How to Have Fun While Seriously Living
My personal motto is, “If it isn’t fun, I don’t want to do it. And when it isn’t, how can I make it fun?” Try that and let me know how it impacts your life. With my view of the importance, if not necessity or getting naked (emotionally) on occasion with the proper precautions, I also believe that incorporating and actually being purposeful about play in your life can help.
Playfulness, for me, is a mind-set and intention of having fun in a way that is not at the expense of others or even as a self-deprecating way of putting yourself or others in a negative light. Comedians, who often have tragic pasts, use humor about others and themselves as a way to get laughs but often hide their true tragic or hurtful existence in many cases.
My hope for you, the reader, is to find ways to have fun and be lighthearted when life hands you circumstances that may be challenging. This does not mean to make light of tragedy or hurts, but eventually when time has passed and you have shined the light on the emotional scars from such an event, you might be able to smile or laugh at the paradox of living a human life.
Life is not always funny, but eventually acceptance comes from finding vitality from living with a joie de vivre (joy of living), an exuberant enjoyment of life.
A Client’s Story
Some years ago, I was referred a top-level executive in the financial services, a female who was a vice president with international duties from a major U.S. corporation. She had received what is called a 360-degree assessment from her staff and those who report to her, which is a tool that is anonymous but useful to receive honest feedback about your leadership style, teamwork, and perceptions of your effectiveness and personality too.
My client read the summaries and shared with me that many of her team reports have stated she got good results but seemed “reserved, calculating, unfriendly, and stern.” She said she was not surprised, but she wanted to change that view and asked for coaching to assist.
In my history taking of her past, I learned she was an above average student, went to prestigious schools, and was also a concert pianist from a young age.
But when speaking of the music skills, she became emotional and said, “I was good, but I never enjoyed it.”
She had been forced to practice and perform by her parents, who sought for her to express her skill, but they were very demanding and stern in the process.
I asked what else about her early childhood or adolescence could she remember that was joyful, outside of her academics and music.
There was a long pause and a sigh. She finally said, “I don’t remember having much fun or playing with other kids. I was busy with my schoolwork, music lessons, and practice, and I felt disconnected.” As I allowed her to sit with that thought, she sighed and paused again. “Wow! That’s sad, isn’t it?”
I asked, “What was fun for her today? How had she found ways to experience and express joy?”
She then responded, “I experience joy from my leadership role and the creative outcomes, and I enjoy going to art showings and other activities with a few friends or someone whom I am dating.”

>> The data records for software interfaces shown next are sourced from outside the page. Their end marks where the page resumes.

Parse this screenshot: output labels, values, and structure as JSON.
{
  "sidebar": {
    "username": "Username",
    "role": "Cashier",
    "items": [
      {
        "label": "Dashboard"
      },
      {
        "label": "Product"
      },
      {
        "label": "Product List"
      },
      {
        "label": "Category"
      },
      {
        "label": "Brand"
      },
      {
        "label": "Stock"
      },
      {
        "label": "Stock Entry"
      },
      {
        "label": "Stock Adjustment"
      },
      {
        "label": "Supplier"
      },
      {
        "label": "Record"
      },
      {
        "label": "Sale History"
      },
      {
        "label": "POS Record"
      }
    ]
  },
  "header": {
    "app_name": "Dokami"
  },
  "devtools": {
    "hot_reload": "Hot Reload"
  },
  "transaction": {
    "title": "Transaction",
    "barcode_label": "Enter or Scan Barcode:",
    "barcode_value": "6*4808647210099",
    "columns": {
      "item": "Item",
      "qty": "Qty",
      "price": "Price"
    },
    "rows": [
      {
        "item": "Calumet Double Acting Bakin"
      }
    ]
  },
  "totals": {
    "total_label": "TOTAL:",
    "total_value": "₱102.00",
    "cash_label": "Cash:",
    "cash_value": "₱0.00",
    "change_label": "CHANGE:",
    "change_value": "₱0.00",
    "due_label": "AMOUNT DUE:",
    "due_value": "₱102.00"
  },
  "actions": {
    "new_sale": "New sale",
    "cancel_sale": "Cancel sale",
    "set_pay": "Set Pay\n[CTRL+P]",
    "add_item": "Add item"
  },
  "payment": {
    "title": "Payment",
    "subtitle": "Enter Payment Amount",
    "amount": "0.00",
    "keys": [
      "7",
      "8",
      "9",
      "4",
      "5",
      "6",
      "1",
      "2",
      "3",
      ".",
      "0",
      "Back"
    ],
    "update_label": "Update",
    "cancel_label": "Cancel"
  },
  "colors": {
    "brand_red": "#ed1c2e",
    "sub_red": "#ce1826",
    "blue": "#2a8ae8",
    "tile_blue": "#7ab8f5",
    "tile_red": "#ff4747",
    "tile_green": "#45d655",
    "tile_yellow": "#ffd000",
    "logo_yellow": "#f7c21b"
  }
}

I silently thought, “This woman needs to find a way to have childlike fun, laughter, and unplanned, spontaneous enjoyment.” But as a coach, I did not tell her that. I just explored my thinking with a request. I then asked her “what experiences have you had around children, either in the past or present time.?”
She had no children of her own; nor did she have any pets. She reported that “my five-year-old niece sometimes comes over with my sister, and I really enjoy watching her.“
I then asked “what do you like about that?” and she said “my niece just has fun with nothing and anything. She makes up stories to act out. She plays with My Little Pony and other children’s toys. But she also makes friends quickly with other kids when we got to the park or the zoo.”
That’s when I had a creative idea, which often happens in coaching once intuition kicks in. I asked, “Would you would consider an odd request?”
And she, of course, trusting me, said, “Well, it depends.”
I asked, “would you be willing to go to a nearby park and observe the children for at least an hour? Just sit on the bench and have a book or a lunch, and just observe and notice how kids play and interact with joyful exuberance. Would you do that?” (Truthfully I had no idea what I sought or what might happen, but I felt it was worth the experiment.)
She agreed, and the next week, our session was one of a great breakthrough. She came on the call, and after some pleasantries to settle in, I asked, “How did the experiment in the park go?”
There was a pause and then a giggle. And then she said, “You are not going to believe what happened.”
Intrigued, I asked, “Please say more.”
After an hour of watching and observing, she felt a strange urge to get on one of the swings and just swing. When she did that, the nearby kids chuckled, and some came to push her, as an adult would do to a kid. Laughing and swinging, she was having no sense of being a proper adult. She was being childlike and freely playing. She then went to the park on another day over her lunch break, and some of the same kids greeted her. She said she had a sense of belonging and feeling accepted in a way she never had.
The end result of this story is that the playful personality carried over to work. She began being warmer to her staff, asking about their families, looking at photos of their kids or grandkids, and showing a newfound appreciation of the lessons from children in playfulness. She told me that opened her up to a willingness to be childlike at times, but not childish.
Months later, her staff gave her feedback about how much more fun she was. Even though she was still the boss, she was more respected. And she was promoted to a job in Asia as a result, which she had always wanted.
Where can you ‘lighten up”?
And how can you learn to have more fun and be more playful while still taking your life and work and loving seriously?